4/12 and 4/14: A proof of theorem 11.3 on cubic natural splines. Binary and decimal representation of real numbers. Two's complement representation of
integers. Fixed point arithmetic. The toy floating point system and a discussion
of the relative accuracy of real numbers if roundng to nearest and the numbers
fall in the range of normalized floating point numbers. Single and double
precision IEEE numbers. The first and last rows and their meaning in the two
tables on single and double precision numbers. Subnormal numbers, NaN and
infinity. Binary arithmetic and the danger of adding two numbers which have a

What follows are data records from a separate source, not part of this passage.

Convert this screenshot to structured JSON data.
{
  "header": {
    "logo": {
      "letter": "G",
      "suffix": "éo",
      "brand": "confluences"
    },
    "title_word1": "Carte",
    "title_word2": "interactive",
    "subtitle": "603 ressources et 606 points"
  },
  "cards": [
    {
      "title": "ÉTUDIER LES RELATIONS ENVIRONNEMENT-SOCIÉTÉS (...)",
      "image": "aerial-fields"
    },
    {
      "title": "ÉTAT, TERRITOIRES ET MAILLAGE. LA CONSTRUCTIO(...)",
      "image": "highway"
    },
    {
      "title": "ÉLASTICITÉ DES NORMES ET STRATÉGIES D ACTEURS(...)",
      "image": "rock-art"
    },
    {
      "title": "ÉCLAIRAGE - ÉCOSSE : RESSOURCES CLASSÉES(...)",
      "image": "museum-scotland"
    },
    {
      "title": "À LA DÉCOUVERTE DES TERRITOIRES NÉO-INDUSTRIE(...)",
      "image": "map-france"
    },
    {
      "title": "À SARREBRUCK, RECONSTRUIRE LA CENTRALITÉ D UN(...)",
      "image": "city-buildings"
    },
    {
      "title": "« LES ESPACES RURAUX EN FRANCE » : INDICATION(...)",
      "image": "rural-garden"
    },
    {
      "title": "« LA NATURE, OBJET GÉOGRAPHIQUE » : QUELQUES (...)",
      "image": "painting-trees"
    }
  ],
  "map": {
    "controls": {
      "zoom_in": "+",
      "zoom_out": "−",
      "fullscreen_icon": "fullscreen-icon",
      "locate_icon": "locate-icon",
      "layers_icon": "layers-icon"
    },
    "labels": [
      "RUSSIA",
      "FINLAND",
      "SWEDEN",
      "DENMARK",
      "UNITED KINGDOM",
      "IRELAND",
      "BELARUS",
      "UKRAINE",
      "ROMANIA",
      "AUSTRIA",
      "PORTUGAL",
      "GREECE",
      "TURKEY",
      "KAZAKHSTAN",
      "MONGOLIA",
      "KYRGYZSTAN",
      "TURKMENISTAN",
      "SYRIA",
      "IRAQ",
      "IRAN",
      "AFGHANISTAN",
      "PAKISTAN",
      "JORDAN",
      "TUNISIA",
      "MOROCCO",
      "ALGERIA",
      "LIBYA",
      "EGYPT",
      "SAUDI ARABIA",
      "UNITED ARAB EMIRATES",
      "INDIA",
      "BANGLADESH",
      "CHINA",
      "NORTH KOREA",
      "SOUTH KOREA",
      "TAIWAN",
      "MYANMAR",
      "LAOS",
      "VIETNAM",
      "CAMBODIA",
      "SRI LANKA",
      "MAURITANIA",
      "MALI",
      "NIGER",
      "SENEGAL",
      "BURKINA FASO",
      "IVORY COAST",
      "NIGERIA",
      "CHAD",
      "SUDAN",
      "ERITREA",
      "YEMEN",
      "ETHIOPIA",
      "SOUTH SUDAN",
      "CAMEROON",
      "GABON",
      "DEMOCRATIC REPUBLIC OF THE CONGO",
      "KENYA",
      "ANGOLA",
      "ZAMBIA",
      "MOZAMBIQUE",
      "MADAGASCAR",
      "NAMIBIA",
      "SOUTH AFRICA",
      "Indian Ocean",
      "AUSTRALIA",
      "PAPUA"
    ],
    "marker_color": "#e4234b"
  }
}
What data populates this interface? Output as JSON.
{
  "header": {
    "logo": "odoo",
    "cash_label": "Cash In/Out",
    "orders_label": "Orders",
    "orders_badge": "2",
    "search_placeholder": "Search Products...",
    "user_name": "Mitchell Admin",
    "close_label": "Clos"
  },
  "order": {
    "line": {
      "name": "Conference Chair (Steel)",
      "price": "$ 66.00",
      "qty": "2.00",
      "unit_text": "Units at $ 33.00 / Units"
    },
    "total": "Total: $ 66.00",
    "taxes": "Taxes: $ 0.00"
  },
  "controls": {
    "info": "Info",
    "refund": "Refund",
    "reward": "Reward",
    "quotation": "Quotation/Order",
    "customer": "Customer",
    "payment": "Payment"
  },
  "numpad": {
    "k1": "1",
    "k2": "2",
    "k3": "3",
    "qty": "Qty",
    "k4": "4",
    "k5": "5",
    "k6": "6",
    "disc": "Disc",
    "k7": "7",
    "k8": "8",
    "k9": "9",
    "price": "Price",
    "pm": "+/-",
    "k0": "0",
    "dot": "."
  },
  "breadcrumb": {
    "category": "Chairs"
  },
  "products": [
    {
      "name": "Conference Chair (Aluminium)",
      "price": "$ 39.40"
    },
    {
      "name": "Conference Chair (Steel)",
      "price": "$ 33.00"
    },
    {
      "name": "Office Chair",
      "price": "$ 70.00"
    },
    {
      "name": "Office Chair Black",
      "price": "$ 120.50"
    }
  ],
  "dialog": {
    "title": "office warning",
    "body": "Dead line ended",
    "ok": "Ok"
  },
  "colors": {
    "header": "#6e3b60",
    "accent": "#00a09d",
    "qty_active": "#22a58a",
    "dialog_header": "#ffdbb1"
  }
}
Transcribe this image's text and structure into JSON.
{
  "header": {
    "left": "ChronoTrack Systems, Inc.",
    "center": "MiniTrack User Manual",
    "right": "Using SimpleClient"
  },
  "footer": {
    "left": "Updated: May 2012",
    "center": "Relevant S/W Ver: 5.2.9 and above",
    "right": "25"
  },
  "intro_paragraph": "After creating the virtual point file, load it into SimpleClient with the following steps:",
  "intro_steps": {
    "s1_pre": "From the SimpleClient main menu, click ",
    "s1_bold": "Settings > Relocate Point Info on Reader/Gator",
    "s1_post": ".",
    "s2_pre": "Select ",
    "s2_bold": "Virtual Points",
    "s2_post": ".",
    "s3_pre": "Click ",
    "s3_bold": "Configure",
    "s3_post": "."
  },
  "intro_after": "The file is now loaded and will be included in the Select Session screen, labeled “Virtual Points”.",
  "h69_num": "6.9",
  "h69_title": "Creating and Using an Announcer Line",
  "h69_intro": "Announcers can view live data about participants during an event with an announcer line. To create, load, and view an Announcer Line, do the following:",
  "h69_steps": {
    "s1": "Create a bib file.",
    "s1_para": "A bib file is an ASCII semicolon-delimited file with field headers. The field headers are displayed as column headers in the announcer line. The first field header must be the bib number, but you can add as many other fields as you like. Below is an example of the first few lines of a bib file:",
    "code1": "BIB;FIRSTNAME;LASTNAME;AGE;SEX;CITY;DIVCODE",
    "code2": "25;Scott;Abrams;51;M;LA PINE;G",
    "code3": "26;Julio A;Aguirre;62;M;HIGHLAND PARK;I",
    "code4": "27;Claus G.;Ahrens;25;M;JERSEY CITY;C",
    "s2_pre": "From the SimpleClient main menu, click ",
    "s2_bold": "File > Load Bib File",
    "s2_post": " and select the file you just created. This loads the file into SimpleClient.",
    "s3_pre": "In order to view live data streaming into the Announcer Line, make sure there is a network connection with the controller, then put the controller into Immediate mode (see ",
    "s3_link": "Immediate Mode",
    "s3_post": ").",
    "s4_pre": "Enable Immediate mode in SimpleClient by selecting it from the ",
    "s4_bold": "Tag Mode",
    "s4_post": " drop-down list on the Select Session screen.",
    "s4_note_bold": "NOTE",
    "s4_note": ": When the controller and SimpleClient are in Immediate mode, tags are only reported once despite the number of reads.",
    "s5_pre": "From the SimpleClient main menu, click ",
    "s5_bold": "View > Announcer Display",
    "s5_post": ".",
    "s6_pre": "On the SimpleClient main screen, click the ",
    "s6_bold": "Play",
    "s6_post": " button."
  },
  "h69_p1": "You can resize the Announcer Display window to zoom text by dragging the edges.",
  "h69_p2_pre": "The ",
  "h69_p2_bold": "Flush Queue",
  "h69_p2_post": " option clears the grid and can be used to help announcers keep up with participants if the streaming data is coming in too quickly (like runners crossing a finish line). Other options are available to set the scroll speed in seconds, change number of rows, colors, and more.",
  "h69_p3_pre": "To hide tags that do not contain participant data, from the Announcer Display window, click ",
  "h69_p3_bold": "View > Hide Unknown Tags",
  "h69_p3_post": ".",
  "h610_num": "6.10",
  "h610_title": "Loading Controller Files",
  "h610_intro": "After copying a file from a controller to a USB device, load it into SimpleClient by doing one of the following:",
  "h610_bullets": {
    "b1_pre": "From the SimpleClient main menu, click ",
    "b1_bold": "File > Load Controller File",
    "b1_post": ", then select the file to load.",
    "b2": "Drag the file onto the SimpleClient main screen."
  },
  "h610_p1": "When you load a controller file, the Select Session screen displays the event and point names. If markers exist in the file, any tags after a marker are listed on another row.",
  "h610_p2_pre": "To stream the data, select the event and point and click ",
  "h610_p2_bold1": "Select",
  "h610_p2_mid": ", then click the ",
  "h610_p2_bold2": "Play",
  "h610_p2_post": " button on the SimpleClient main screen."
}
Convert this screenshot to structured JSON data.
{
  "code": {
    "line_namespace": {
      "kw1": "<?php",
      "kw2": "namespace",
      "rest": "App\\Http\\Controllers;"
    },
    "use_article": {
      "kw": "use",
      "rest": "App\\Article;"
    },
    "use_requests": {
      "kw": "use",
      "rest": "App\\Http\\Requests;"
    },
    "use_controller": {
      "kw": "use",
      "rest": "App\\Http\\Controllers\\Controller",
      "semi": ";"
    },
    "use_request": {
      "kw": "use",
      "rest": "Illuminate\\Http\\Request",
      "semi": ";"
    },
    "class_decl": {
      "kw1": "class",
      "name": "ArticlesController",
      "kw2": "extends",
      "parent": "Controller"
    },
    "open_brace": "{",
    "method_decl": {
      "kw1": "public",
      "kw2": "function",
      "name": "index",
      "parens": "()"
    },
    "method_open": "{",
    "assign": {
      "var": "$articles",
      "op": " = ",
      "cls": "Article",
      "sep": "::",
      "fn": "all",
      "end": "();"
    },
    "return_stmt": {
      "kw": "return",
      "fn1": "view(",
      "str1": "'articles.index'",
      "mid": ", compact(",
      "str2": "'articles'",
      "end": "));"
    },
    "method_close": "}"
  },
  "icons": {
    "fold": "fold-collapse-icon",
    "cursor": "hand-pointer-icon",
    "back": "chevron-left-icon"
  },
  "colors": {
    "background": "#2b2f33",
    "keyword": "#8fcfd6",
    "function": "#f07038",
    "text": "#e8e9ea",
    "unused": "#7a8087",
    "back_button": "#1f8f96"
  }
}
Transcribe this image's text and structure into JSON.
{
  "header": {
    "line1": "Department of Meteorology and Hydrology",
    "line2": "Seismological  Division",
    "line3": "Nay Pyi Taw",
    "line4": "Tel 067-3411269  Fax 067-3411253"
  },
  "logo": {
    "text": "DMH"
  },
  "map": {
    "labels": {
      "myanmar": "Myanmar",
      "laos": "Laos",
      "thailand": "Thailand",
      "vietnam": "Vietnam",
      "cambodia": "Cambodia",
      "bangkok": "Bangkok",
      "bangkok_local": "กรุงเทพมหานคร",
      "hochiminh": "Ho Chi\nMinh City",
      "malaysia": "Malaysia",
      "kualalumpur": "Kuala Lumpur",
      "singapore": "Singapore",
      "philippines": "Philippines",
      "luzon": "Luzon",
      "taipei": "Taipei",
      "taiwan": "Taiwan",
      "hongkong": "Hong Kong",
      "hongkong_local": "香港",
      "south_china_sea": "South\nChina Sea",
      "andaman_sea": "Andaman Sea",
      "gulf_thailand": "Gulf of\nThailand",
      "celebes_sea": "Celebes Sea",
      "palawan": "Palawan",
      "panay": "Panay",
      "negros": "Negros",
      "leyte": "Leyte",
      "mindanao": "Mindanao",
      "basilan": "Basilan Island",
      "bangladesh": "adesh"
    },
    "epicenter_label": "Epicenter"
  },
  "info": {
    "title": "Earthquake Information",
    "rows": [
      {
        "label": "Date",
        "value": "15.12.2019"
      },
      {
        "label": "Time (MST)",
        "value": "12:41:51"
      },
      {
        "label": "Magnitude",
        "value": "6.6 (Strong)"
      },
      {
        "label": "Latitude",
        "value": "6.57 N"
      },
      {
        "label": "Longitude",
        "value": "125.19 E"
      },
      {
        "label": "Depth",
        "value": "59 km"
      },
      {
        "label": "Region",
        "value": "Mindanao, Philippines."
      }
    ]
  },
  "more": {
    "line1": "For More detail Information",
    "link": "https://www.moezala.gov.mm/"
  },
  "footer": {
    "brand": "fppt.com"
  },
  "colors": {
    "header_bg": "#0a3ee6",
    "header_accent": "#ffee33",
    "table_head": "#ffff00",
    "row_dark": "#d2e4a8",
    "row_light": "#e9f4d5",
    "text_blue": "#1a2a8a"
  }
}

sum much small than any of the two. The success of multiplication and division
using floating point arithmetic. Note that most but not all these topics are
covered in a 20-page handout.
4/19 and 4/21: Inner product spaces of continuous functions defined by
integrals over a finite or infinite interval [a,b] and a non-negative weight function.
Orthogonal polynomials which provide bases of spaces of polynomials replacing
the regular monomial basis 1, x, x^2, ... Properties of orthogonal polynomials:
they can be generated by three-term recurrence formulas and all the roots of
any of these polynomials lie in (a,b) and are simple. Derivation of Gaussian
quadrature rules. Two formulas for the quadrature weights, one of which shows
that they are all positive. The points where the functions are evaluated
are the roots of a special orthogonal polynomial.
The special cases w(x)=1, a =-1, and b=1, of w(x)=1, a=0, b=1,
and of w(x)=e^{-x}, a=0, and b=infinty. The two point Gaussian quadrature rules
where constructed for these three cases; the first two are closely related by
using a simple linear transformation.
4/26 and 4/28: Derivation of Radau quadrature rules as in section 10.6.
Problem 9.5. A Gaussian quadrature rule based on Chebyshev polynomials A short
introduction to chapter 8 and best approximation in the maximum norm. An
application of this problem to the error formula for Lagrange interpolation
given as Theorem 6.2; the best choice of the x_i are roots of a Chebyshev
polynomial. A brief discussion of existence, uniqueness and a characterization
of the best approximation; continued on 4/28. Weierstrass theorem and why we
cannot prove it by using even a very good set of interpolation points such as
the Chebyshev points. A proof of the existence of a best polynomial approximation
in the max-norm. De La Vallee Poussin's theorem and the equal-oscillation
theorem. Solving a special best approximation theorem for f(x)=x^{n+1} and
why it is of interest when we consider the standard error bound for Lagrange
interpolation.
5/3 and 5/5: Review of material covered during the semester focusing on
some of the homework problems.